Mrs. Abdul told news men that the firm would have deployed more meters to customers but for logistics. She said logistics and funding were some of the problems facing the metering sub-sector, adding that the problems have hindered the distribution of meters to consumers.
She said: “Two major problems that hinder supply of meters to customers are logistics and funding. Moving meters from one place to another, in the course of metering consumers, has been pretty difficult. Providing enough logistics for moving meters across the country is a big challenge, adding that changes in the prices of pre-paid meters were inevitable, if the meter asset providers were going to record any growth.’’
On meter supply, she said the firm had provided 25,000 meters to customers in Abuja, saying this was in addition to the 40,000 meters, which the firm had provided customers across the country. She added that Mojec would provide 100,000 meters to customers by the end of the year.
Also, the Managing Director, New Hampshire Capital, Mr. Odion Wesley Omohfoman, said meter asset providers were experiencing difficulties in bringing customers into the metering net. New Hampshire Capital holds the franchise to provide meters to customers under Ikeja Electric.
Speaking to the media during the meter sensitisation forum in Ikorodu, Lagos, he said the firm, in conjunction with Ikeja Electric, decided to hold the forum in Ikorodu due to its size.
Many customers did not know what it entailed to get meters, stressing that they needed to be educated on modalities for getting pre-paid meters, he said.
On payment, he said the government had introduced measures to ease payment for meters.
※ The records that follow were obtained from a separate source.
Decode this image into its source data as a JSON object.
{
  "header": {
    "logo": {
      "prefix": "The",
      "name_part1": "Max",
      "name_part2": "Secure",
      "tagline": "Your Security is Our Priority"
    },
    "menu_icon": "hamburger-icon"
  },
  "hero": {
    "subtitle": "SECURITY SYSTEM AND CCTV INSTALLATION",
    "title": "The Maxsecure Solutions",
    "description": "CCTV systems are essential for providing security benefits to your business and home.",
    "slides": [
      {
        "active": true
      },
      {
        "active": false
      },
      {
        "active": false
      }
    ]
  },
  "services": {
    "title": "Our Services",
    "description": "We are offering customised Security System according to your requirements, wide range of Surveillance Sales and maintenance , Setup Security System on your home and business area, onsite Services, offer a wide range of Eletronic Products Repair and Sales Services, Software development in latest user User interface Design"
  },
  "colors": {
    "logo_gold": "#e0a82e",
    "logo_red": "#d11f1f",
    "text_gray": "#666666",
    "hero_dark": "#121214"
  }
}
The flexiblity of payment and the ability to spread it over time are measures introduced by the government to ensure the success of the metering scheme.
Also, Balogun said the need to patronise indigenous meter manufacturers was key to the growth of the sector, saying Nigerians should patronise local manufacturers since they have the capacity to produce metres that could be compared with imported ones.
He urged the government to consider a downward review of the prices of meters, arguing that N38,000 and N67,000 for a single-phase meter and three-phase ones were high, when one considered the economic situation in the country.
He advised the government to reduce the prices to ensure that the scheme worked, as well as achieved the goals of metering the country.
In his reaction, the Coordinator of Electricity Consumer Advocacy Network, Akeem Balogun, expressed doubts that MAP could provide meters to customers across the country, saying resolving the issue of estimated billing and closing the metering gap, in view of the number of people in need of the service, were doubtful.
He said NERC, in line with its regulation, allows customers to procure meters from a third party at their own expense, adding that it is not certain that everybody who applied for meters would get them.
On his own part, the Chairman, Joint Action Congress of Electricity Distribution Company, Customers Right (JACEDCR), Amos Olawoye, said MAP was a good move by the government, but noted that the cost of meter, which has been embedded in the tariff, was a way to undermine.
He added that since customers were procuring for themselves, at the point of installation, an undertaking should be signed by the customers, discos and the meter access provider, to clarify things for future purposes.
Industry observer said scarcity of meters is taking its toll on the operation of MAPs, adding that it is not likely that the meter asset providers would close the metering gap of 4,6 million customers in the country.
The observer, who does not want his name mentioned, advised the government, against playing politics with the issue.
He said the inability by the government to address the problems of funding and infrastructure in the metering sub-sector would defeat the purpose for which the new metering plan was conceived.